§ REQUIRED WORK
From the entries below, gather every line containing the string "있습니다".
[[ LISTED RECORDS open ]]
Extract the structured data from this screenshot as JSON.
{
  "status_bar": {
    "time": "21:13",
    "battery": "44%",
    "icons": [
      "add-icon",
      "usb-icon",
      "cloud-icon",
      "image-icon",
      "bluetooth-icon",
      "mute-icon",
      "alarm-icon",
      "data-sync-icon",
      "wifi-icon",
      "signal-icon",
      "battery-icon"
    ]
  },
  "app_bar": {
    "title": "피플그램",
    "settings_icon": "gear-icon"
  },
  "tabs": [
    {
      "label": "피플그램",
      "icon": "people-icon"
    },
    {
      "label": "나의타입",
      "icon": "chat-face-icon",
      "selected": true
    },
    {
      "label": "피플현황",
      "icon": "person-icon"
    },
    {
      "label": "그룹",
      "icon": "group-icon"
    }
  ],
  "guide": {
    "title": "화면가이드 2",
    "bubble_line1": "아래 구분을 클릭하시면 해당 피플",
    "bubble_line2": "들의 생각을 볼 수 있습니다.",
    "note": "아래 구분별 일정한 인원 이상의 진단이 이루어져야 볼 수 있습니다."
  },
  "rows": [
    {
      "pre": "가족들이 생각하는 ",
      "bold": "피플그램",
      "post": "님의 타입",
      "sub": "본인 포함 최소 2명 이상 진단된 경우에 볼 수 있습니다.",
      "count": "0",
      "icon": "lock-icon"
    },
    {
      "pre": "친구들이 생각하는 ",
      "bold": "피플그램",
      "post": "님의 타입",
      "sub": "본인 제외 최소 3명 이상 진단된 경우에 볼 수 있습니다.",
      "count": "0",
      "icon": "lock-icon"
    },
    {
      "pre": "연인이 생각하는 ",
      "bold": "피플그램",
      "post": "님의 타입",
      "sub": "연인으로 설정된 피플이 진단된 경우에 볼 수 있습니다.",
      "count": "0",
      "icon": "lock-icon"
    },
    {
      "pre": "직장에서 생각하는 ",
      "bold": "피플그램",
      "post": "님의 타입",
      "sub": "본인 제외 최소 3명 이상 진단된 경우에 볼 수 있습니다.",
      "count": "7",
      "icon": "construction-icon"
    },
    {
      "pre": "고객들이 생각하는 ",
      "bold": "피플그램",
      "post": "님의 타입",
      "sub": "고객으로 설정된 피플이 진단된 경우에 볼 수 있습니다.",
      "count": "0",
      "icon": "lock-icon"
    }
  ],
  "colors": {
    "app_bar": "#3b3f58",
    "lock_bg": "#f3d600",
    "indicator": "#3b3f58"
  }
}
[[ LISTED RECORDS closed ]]
§ YOUR RESPONSE
    "bubble_line2": "들의 생각을 볼 수 있습니다.",
    "note": "아래 구분별 일정한 인원 이상의 진단이 이루어져야 볼 수 있습니다."
      "sub": "본인 포함 최소 2명 이상 진단된 경우에 볼 수 있습니다.",
      "sub": "본인 제외 최소 3명 이상 진단된 경우에 볼 수 있습니다.",
      "sub": "연인으로 설정된 피플이 진단된 경우에 볼 수 있습니다.",
      "sub": "본인 제외 최소 3명 이상 진단된 경우에 볼 수 있습니다.",
      "sub": "고객으로 설정된 피플이 진단된 경우에 볼 수 있습니다.",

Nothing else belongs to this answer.